┏━━
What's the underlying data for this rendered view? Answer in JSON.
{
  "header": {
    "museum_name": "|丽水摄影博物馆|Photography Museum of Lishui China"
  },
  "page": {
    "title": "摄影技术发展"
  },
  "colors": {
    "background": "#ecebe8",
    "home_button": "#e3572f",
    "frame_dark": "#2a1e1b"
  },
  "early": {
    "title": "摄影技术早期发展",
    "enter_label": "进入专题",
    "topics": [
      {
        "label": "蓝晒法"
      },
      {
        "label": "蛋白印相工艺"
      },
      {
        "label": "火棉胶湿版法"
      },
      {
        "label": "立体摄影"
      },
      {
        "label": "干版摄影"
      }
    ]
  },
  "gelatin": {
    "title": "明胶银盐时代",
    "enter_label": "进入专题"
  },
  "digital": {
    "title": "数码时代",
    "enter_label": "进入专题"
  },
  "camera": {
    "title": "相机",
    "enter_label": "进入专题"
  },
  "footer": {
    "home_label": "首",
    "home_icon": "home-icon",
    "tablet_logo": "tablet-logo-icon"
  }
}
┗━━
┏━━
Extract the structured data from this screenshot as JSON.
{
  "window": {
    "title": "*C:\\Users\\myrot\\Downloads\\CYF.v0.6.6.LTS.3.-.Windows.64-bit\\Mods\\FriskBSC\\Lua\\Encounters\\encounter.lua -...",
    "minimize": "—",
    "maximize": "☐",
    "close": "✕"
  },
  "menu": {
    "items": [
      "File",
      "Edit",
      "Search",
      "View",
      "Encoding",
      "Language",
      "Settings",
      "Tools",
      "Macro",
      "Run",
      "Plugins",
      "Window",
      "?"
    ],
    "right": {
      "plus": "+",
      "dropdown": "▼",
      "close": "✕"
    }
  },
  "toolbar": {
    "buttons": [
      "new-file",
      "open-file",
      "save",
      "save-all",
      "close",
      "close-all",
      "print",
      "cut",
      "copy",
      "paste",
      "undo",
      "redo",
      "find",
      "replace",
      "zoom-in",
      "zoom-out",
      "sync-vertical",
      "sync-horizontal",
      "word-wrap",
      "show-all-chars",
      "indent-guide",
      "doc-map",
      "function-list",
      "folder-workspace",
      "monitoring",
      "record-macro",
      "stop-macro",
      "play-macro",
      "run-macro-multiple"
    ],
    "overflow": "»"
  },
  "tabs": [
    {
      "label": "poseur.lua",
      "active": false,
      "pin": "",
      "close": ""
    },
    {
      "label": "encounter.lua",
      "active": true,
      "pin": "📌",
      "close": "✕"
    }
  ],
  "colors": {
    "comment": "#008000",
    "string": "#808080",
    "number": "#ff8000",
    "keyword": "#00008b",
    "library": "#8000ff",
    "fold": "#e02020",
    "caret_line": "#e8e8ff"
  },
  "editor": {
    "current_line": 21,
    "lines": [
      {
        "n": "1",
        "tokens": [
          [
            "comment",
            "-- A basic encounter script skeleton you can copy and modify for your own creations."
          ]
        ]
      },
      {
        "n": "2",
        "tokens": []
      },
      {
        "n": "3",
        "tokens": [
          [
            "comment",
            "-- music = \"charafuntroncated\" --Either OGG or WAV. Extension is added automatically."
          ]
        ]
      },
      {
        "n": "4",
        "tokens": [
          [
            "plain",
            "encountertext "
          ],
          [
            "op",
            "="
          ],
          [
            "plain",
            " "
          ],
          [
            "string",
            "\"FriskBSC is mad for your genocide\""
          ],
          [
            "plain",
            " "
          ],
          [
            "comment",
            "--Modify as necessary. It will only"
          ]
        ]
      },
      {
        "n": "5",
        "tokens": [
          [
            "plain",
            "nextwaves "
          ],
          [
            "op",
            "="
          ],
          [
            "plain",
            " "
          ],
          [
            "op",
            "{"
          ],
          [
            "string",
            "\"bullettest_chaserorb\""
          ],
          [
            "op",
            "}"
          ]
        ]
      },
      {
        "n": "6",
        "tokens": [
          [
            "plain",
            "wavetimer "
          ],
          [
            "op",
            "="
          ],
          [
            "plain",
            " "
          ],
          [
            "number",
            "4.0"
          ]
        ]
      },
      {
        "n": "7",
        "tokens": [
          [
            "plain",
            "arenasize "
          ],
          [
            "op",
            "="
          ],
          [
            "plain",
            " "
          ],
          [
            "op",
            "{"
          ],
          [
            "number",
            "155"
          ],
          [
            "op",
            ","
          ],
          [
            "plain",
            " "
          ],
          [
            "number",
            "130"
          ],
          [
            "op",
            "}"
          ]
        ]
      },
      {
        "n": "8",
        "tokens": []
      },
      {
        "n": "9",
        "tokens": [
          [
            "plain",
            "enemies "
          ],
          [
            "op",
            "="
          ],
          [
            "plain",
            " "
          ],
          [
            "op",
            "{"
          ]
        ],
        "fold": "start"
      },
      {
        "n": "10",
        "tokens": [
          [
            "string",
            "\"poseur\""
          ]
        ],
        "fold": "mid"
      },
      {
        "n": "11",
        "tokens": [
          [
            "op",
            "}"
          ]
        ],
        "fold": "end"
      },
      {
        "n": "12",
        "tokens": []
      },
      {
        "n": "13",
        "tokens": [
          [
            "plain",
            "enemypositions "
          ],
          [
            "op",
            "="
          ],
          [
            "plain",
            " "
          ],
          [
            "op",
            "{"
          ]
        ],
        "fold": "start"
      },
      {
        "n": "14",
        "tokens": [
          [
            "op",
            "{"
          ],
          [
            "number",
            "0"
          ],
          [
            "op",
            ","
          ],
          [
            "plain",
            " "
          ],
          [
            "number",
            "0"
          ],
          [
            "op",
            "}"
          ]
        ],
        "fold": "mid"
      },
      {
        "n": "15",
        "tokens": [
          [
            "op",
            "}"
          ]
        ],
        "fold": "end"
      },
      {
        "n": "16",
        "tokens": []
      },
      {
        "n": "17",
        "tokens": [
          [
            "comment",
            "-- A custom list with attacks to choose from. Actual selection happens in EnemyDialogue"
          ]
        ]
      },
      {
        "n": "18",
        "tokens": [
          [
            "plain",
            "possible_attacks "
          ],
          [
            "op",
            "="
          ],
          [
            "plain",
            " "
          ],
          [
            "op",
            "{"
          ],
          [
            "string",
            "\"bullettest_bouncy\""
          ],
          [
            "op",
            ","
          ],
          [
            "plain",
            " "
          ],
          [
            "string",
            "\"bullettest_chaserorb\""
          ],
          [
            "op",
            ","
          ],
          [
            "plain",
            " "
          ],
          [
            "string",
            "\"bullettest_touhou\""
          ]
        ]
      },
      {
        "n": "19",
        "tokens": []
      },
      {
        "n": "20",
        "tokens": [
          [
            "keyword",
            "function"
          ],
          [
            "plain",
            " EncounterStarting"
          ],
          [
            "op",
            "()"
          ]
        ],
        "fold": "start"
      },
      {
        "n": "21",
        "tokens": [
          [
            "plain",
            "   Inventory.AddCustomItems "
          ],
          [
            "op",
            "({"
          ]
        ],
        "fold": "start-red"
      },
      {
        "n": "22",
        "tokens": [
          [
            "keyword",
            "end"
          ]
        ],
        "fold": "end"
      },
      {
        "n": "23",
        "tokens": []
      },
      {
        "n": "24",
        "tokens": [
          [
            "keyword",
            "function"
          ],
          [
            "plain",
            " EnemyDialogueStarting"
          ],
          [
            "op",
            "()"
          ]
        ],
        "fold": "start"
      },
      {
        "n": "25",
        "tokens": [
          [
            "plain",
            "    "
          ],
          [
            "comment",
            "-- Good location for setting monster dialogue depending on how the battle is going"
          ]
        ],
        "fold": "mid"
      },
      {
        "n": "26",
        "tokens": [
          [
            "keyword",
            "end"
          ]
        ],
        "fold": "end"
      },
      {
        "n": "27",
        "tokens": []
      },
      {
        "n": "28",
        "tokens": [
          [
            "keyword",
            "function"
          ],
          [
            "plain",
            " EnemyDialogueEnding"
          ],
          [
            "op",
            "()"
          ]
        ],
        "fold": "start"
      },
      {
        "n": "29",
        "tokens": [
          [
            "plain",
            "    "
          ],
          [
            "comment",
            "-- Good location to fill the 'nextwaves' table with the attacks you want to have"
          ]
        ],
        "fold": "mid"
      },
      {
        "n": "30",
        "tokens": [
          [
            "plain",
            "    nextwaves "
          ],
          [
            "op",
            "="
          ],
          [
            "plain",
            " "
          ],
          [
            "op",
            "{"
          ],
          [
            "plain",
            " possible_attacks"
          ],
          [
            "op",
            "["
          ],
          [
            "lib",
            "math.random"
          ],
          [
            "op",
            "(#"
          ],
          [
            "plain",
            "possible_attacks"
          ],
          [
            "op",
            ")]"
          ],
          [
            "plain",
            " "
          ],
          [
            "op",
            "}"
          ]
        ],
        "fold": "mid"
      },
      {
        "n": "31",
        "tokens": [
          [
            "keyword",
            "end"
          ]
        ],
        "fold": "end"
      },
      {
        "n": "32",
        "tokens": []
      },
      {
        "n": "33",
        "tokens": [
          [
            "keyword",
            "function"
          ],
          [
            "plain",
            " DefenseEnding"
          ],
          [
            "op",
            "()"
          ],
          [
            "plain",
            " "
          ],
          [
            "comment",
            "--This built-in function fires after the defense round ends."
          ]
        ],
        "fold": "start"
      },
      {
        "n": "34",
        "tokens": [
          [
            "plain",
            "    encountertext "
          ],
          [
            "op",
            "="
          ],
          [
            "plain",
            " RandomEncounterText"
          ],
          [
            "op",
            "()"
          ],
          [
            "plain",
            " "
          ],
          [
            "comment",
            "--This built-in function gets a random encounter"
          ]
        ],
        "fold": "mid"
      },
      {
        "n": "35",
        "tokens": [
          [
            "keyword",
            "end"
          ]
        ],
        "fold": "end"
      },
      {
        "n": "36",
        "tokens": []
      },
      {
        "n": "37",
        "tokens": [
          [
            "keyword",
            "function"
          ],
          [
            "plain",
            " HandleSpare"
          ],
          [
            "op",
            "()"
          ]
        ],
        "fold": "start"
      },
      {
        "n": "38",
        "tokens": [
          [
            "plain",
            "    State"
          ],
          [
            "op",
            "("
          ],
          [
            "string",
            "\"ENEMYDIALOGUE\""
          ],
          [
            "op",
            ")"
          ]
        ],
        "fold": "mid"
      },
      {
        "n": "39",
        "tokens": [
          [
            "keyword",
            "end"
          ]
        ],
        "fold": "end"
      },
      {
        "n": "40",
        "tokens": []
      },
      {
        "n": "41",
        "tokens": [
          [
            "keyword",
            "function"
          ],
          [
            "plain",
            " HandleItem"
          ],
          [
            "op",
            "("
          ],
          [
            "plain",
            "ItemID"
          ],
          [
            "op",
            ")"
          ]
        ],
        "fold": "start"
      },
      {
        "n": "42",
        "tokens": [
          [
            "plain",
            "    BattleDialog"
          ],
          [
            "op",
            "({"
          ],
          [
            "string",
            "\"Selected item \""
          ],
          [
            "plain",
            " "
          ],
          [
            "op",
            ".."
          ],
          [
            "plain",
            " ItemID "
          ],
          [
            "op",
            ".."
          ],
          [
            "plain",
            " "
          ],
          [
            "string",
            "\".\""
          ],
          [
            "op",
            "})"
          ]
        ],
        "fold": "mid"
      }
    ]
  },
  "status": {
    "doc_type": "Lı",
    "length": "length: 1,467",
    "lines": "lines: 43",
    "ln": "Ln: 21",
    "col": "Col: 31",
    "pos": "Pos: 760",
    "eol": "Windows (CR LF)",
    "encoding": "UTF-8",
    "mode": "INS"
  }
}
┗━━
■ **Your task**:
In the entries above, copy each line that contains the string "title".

■ **Output below**:
    "title": "摄影技术发展"
    "title": "摄影技术早期发展",
    "title": "明胶银盐时代",
    "title": "数码时代",
    "title": "相机",
    "title": "*C:\\Users\\myrot\\Downloads\\CYF.v0.6.6.LTS.3.-.Windows.64-bit\\Mods\\FriskBSC\\Lua\\Encounters\\encounter.lua -...",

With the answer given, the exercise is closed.